## Description of the task
Count how many lines below include the word "https". Answer with a number only.

## The records
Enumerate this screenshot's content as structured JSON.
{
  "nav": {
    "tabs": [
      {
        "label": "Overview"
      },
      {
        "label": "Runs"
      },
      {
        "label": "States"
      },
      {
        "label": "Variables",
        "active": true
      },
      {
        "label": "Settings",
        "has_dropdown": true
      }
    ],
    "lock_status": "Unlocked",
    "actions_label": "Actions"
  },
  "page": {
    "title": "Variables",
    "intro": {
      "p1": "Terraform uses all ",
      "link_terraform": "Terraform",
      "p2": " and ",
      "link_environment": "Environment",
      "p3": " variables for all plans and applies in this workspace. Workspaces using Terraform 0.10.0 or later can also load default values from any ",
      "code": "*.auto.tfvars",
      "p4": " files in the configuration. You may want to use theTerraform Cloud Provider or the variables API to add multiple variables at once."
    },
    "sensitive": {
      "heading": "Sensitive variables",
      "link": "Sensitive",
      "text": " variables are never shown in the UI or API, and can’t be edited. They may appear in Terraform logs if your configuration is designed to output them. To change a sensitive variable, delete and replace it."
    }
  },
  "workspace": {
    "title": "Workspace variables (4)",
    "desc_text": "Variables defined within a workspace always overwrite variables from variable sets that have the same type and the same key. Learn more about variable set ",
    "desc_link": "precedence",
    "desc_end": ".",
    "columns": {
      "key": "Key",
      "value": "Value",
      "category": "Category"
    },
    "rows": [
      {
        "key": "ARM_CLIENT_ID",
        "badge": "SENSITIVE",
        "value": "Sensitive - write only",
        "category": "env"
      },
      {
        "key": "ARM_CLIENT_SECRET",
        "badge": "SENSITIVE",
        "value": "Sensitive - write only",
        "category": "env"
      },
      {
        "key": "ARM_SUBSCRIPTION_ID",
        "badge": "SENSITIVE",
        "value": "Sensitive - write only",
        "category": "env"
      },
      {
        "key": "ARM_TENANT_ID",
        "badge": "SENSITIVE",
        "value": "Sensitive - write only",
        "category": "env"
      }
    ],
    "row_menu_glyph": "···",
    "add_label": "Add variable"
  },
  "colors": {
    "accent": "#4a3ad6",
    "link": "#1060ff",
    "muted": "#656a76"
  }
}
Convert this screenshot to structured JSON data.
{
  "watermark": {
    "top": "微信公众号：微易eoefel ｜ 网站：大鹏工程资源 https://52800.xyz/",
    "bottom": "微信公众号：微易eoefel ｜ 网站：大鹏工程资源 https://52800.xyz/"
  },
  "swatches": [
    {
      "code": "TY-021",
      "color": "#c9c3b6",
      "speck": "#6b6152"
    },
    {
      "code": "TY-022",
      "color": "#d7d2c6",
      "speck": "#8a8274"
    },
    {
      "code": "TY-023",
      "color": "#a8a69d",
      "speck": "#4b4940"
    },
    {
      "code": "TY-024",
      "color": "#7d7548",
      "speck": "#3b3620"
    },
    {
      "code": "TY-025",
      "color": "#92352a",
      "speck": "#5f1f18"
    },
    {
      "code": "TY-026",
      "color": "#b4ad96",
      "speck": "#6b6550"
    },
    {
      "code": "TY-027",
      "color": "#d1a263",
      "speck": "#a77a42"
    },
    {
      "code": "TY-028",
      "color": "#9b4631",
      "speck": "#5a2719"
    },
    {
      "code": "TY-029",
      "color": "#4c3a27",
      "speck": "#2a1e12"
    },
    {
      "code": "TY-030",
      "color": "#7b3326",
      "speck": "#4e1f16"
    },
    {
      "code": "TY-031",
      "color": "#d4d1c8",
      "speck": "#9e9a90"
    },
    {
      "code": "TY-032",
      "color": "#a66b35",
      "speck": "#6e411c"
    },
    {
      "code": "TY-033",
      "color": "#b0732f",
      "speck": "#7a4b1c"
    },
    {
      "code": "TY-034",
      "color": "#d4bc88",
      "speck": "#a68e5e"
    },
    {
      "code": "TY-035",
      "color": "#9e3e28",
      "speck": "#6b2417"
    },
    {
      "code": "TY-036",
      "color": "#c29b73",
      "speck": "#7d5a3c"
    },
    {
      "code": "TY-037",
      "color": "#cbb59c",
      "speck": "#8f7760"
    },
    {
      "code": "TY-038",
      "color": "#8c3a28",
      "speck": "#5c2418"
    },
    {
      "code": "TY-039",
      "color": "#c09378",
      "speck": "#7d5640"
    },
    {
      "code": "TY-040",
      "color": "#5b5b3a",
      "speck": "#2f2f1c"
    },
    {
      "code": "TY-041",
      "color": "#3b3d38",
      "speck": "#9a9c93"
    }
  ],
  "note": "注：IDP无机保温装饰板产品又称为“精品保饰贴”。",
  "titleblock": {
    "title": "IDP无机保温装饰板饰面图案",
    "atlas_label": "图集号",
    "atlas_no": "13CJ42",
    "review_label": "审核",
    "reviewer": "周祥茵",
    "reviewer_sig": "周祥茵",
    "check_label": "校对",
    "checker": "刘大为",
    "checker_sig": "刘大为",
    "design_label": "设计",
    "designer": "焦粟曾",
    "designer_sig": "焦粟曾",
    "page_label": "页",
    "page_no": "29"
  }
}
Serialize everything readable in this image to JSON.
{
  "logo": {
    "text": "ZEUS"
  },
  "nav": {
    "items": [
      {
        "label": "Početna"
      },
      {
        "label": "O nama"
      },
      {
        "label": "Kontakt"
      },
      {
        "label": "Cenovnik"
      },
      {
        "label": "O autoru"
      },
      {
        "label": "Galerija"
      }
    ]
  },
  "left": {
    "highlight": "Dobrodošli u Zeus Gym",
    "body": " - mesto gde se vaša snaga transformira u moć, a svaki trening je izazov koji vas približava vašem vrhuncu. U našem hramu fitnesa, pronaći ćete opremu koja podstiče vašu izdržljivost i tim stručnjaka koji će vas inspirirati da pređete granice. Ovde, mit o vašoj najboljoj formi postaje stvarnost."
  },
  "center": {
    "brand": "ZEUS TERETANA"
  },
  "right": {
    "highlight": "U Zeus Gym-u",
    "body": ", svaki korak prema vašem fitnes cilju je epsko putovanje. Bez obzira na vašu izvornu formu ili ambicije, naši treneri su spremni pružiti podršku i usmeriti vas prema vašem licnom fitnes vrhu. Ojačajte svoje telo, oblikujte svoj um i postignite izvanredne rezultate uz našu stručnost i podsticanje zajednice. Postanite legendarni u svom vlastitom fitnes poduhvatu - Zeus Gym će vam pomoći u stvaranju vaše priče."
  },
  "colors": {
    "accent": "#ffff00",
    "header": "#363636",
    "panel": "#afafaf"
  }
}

## Written response
2